Extracted records:
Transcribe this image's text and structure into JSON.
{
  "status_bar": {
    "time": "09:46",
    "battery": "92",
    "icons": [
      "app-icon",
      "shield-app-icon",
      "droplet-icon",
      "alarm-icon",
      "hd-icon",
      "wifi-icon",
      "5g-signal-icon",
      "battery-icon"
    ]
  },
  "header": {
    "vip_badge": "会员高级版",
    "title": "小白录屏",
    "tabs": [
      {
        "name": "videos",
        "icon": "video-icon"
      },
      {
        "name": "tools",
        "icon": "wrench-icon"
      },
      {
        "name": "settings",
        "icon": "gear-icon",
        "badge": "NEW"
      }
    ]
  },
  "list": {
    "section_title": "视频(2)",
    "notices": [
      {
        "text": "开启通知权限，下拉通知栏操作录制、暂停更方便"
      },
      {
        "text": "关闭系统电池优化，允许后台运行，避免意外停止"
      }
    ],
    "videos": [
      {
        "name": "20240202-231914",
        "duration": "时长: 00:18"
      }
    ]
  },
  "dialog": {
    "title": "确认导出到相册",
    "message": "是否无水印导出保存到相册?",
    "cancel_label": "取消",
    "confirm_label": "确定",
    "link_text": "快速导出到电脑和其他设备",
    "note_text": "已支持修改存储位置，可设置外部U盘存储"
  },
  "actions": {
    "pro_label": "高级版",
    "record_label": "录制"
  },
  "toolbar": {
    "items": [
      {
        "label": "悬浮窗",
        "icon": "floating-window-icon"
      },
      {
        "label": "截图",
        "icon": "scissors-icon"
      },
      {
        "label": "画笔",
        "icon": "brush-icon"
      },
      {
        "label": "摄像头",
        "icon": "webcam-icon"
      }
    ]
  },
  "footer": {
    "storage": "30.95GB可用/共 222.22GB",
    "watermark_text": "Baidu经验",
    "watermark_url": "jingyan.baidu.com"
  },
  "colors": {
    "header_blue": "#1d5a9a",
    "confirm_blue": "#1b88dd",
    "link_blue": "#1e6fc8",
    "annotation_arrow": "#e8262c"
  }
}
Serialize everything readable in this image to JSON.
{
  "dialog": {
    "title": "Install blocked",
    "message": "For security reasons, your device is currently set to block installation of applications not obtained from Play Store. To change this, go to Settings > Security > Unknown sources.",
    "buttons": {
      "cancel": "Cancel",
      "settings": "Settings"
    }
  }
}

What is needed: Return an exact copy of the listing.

Response to this task:
Transcribe this image's text and structure into JSON.
{
  "status_bar": {
    "time": "09:46",
    "battery": "92",
    "icons": [
      "app-icon",
      "shield-app-icon",
      "droplet-icon",
      "alarm-icon",
      "hd-icon",
      "wifi-icon",
      "5g-signal-icon",
      "battery-icon"
    ]
  },
  "header": {
    "vip_badge": "会员高级版",
    "title": "小白录屏",
    "tabs": [
      {
        "name": "videos",
        "icon": "video-icon"
      },
      {
        "name": "tools",
        "icon": "wrench-icon"
      },
      {
        "name": "settings",
        "icon": "gear-icon",
        "badge": "NEW"
      }
    ]
  },
  "list": {
    "section_title": "视频(2)",
    "notices": [
      {
        "text": "开启通知权限，下拉通知栏操作录制、暂停更方便"
      },
      {
        "text": "关闭系统电池优化，允许后台运行，避免意外停止"
      }
    ],
    "videos": [
      {
        "name": "20240202-231914",
        "duration": "时长: 00:18"
      }
    ]
  },
  "dialog": {
    "title": "确认导出到相册",
    "message": "是否无水印导出保存到相册?",
    "cancel_label": "取消",
    "confirm_label": "确定",
    "link_text": "快速导出到电脑和其他设备",
    "note_text": "已支持修改存储位置，可设置外部U盘存储"
  },
  "actions": {
    "pro_label": "高级版",
    "record_label": "录制"
  },
  "toolbar": {
    "items": [
      {
        "label": "悬浮窗",
        "icon": "floating-window-icon"
      },
      {
        "label": "截图",
        "icon": "scissors-icon"
      },
      {
        "label": "画笔",
        "icon": "brush-icon"
      },
      {
        "label": "摄像头",
        "icon": "webcam-icon"
      }
    ]
  },
  "footer": {
    "storage": "30.95GB可用/共 222.22GB",
    "watermark_text": "Baidu经验",
    "watermark_url": "jingyan.baidu.com"
  },
  "colors": {
    "header_blue": "#1d5a9a",
    "confirm_blue": "#1b88dd",
    "link_blue": "#1e6fc8",
    "annotation_arrow": "#e8262c"
  }
}
Serialize everything readable in this image to JSON.
{
  "dialog": {
    "title": "Install blocked",
    "message": "For security reasons, your device is currently set to block installation of applications not obtained from Play Store. To change this, go to Settings > Security > Unknown sources.",
    "buttons": {
      "cancel": "Cancel",
      "settings": "Settings"
    }
  }
}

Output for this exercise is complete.